The founder of Simmons & Co added plenty of gravitas to the “peak oil” movement — which contains more than its share of wing-nuts. His 2005 book “Twilight in the Desert” took on the biggest oil producer of all, Saudi Arabia. Drawing on 200 technical papers, he concluded that the kingdom’s largest oil field Ghawar would soon top out. As a result, oil’s friendly giant would soon start to struggle to keep pace with rising oil demand.
U.S. oil companies are becoming less liquid — but not in a financial sense. With natural gas so plentiful, Big Oil is fast becoming Big Gas. Shareholders may be underestimating the impact of the shift on future returns while an unexpected advantage is tipping to the oiliest majors.
America’s energy titans are finding it ever harder to ramp up oil output. Exxon Mobil is on track to pump 5 percent less this year than in 2005, according to Barclays Capital forecasts. Instead, the company has turned to gas for growth. A big project in Papua New Guinea and the XTO acquisition are accelerating the shift. Gas, which accounted for 38 percent of Exxon’s output in 2005, could account for up to 48 percent next year.
Disgruntled investors have wiped more than $40 billion off the value of Exxon Mobil since its splurge on U.S. gas giant XTO Energy — almost exactly the firm’s price tag. With Congress ditching carbon emissions rules, clean-burning gas looks like a bad bet. Yet to assume that XTO has zero value seems wrongheaded.
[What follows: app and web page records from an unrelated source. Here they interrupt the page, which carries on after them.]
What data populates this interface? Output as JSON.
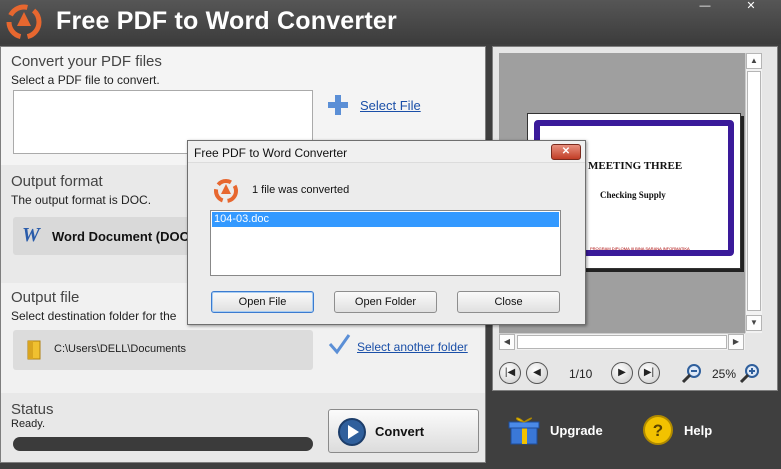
{
  "window": {
    "title": "Free PDF to Word Converter",
    "minimize_glyph": "—",
    "close_glyph": "✕"
  },
  "convert_section": {
    "title": "Convert your PDF files",
    "subtitle": "Select a PDF file to convert.",
    "select_file_link": "Select File"
  },
  "format_section": {
    "title": "Output format",
    "subtitle": "The output format is DOC.",
    "format_label": "Word Document (DOC",
    "format_icon": "W"
  },
  "outfile_section": {
    "title": "Output file",
    "subtitle": "Select destination folder for the",
    "path": "C:\\Users\\DELL\\Documents",
    "select_folder_link": "Select another folder"
  },
  "status_section": {
    "title": "Status",
    "status_text": "Ready.",
    "convert_button": "Convert"
  },
  "preview": {
    "slide_title": "MEETING THREE",
    "slide_subtitle": "Checking Supply",
    "slide_footer": "PROGRAM DIPLOMA III BINA SARANA INFORMATIKA",
    "page_indicator": "1/10",
    "zoom": "25%"
  },
  "bottom": {
    "upgrade_label": "Upgrade",
    "help_label": "Help"
  },
  "dialog": {
    "title": "Free PDF to Word Converter",
    "close_glyph": "✕",
    "message": "1 file was converted",
    "files": [
      "104-03.doc"
    ],
    "buttons": {
      "open_file": "Open File",
      "open_folder": "Open Folder",
      "close": "Close"
    }
  },
  "colors": {
    "titlebar": "#4a4a4a",
    "link": "#1a4fa8",
    "selection": "#3399ff",
    "slide_border": "#3a1a9a"
  }
}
Even before lawmakers went cold on limiting greenhouse gases, investors were skeptical of the purchase. Between the announcement of the deal on December 14 and Thursday’s bumper second-quarter results, Exxon stock had slid 16 percent. Adjusting for an average 4 percent fall of peers Chevron and Royal Dutch Shell, investors have lopped slightly more than XTO’s entire $41 billion enterprise value off Exxon’s market capitalization.
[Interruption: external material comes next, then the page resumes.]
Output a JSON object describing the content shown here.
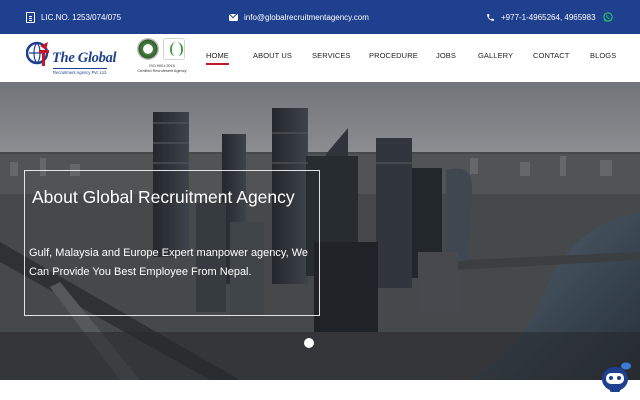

ConocoPhillips is something of a prodigal son. Investors have taken the U.S. energy group back into the fold since it repented its wayward habits. It’s understandable that the valuation gap with peers would close. But it’s hard to see why Conoco is already rated almost in line with the best-in-class Exxon Mobil. It still has plenty to prove.
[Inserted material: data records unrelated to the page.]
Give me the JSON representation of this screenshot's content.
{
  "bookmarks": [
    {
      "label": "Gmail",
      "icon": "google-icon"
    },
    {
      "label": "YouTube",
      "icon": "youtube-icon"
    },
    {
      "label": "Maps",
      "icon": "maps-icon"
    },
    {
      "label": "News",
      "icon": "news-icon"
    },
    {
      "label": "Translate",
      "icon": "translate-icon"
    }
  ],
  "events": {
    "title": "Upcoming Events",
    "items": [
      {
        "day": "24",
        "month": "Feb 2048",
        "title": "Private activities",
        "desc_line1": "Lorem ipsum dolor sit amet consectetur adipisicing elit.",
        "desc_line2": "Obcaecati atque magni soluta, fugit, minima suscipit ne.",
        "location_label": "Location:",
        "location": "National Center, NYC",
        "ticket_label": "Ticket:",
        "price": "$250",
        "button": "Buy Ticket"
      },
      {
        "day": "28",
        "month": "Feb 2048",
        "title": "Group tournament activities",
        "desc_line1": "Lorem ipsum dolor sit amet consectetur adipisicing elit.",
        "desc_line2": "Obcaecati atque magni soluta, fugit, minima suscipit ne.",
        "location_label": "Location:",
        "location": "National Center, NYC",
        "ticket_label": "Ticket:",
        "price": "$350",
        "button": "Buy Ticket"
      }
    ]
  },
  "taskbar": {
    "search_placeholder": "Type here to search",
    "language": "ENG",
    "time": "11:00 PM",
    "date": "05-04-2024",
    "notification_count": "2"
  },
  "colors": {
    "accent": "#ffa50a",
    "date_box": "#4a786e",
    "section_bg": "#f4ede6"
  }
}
Admittedly Conoco’s second-quarter numbers, reported on Wednesday, will help. With far more exposure to U.S. refining than the likes of Exxon and Chevron, Conoco cashed in on a recovery in crack spreads — the profit made turning crude oil into fuels.
BP’s Gulf of Mexico oil disaster knocked Goldman Sachs off the front pages. It’s just the UK oil major’s luck that its best news in 86 days was overshadowed by Goldman’s settlement with the U.S. Securities and Exchange Commission. Few will praise BP’s speed, but its initial complete capping of the well is a big step forward. Restoring credibility and relations with Uncle Sam will, however, take years.
It could still go wrong again. But if the seemingly successful test on Thursday turns into part of a longer-term solution to the leak, it will mark the end of a period that has been torture for BP — but only the beginning of a healing process for the company and its bruised shareholders. For the first time since April, there won’t be live pictures of its oil gushing into U.S. waters. And the company’s bill will no longer be ticking higher by the barrel. All being well, BP will get a breather from bad publicity while it works on the permanent answer — its relief wells.
It’s potentially hazardous to swallow a meal a third your size. But it could make sense for Apache to grab $10 billion of BP’s Alaskan assets. The U.S. firm’s flair for squeezing oil from older wells makes it an ideal buyer — and BP is a keener seller than it was.
With a market capitalization just shy of $30 billion and only $2 billion in cash on hand, Apache might not find it easy to digest a big deal. Nor is it coming to the table with an empty stomach. Just days before BP’s Gulf of Mexico rig explosion in April, Apache snapped up Mariner Energy for $2.7 billion and bought $1 billion of assets from Devon Energy.